“Analysis | America Is More Diverse than Ever — but Still Segregated.” The Washington Post, WP Company, www.washingtonpost.com/graphics/2018/national/segregation-us-cities/.
Federal Housing Administration, fha.gov/.
Godoy, Maria. “COVID-19 May Have A More Serious Impact On Formerly Redlined Communities.” NPR, NPR, 18 Sept. 2020, www.npr.org/2020/09/18/914281550/covid-19-may-have-a-more-serious-impact-on-formerly-redlined-communities.
Jan, Tracy. “Analysis | Redlining Was Banned 50 Years Ago. It’s Still Hurting Minorities Today.” The Washington Post, WP Company, 27 Apr. 2019, www.washingtonpost.com/news/wonk/wp/2018/03/28/redlining-was-banned-50-years-ago-its-still-hurting-minorities-today/.
Lane, Charles. “The New Deal as Raw Deal for Blacks in Segregated Communities.” The Washington Post, WP Company, 25 May 2017, www.washingtonpost.com/opinions/the-new-deal-as-raw-deal-for-blacks-in-segregated-communities/2017/05/25/07416bba-080a-11e7-a15f-a58d4a988474_story.html.
Little, Becky. “How a New Deal Housing Program Enforced Segregation.” History.com, A&E Television Networks, 20 Oct. 2020, www.history.com/news/housing-segregation-new-deal-program.
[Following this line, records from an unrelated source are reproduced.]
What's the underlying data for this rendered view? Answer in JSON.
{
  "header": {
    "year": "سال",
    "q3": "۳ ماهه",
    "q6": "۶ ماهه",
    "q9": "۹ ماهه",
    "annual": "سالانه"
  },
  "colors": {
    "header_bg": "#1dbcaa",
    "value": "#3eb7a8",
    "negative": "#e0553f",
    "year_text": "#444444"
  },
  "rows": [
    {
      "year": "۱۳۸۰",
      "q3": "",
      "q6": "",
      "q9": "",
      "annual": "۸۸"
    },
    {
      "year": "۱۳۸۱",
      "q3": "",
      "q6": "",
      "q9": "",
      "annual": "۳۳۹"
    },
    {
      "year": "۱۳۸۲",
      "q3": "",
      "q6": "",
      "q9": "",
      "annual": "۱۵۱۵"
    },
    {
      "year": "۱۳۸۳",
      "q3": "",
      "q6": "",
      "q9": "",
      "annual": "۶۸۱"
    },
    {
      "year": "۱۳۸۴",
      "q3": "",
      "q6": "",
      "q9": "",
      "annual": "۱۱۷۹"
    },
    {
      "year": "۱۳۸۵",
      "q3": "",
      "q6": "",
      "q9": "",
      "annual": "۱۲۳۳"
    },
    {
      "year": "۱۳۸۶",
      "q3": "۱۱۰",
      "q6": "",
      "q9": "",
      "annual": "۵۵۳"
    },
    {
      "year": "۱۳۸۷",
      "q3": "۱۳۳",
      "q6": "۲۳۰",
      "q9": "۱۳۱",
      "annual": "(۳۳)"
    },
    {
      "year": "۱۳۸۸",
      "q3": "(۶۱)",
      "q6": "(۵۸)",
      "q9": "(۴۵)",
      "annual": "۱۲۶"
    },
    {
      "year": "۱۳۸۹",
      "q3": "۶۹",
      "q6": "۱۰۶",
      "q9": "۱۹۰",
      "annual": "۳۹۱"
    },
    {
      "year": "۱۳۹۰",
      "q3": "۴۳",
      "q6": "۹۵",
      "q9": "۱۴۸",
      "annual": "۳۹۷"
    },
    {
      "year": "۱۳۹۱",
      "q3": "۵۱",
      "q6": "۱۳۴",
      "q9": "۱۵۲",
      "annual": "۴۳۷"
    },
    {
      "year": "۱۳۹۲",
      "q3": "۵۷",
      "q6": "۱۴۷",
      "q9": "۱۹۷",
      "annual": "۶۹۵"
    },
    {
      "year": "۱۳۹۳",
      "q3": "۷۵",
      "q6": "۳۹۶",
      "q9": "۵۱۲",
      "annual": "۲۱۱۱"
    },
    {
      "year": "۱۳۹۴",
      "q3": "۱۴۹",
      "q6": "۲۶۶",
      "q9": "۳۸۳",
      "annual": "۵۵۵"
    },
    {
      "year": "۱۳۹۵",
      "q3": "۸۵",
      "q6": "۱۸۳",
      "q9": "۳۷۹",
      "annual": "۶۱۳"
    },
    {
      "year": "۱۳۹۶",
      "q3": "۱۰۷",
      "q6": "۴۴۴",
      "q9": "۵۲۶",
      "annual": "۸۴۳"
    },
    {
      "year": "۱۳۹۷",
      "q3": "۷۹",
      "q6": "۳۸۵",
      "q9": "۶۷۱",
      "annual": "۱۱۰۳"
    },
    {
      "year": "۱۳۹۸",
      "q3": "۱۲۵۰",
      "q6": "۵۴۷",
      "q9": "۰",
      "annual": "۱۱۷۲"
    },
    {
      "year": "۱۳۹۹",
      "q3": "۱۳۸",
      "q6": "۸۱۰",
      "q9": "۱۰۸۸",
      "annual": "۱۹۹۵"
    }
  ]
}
PhD., Bruce Mitchell. “HOLC ‘Redlining’ Maps: The Persistent Structure of Segregation and Economic Inequality “ NCRC.” NCRC, 18 Dec. 2018, ncrc.org/holc/.
“President Franklin Delano Roosevelt and the New Deal : Great Depression and World War II, 1929–1945 : U.S. History Primary Source Timeline : Classroom Materials at the Library of Congress : Library of Congress.” The Library of Congress, www.loc.gov/classroom-materials/united-states-history-primary-source-timeline/great-depression-and-world-war-ii-1929-1945/franklin-delano-roosevelt-and-the-new-deal/.
Rothstein, Richard. The Color of Law: a Forgotten History of How Our Government Segregated America. Liveright Publishing Corporation, a Division of W.W. Norton & Company, 2018.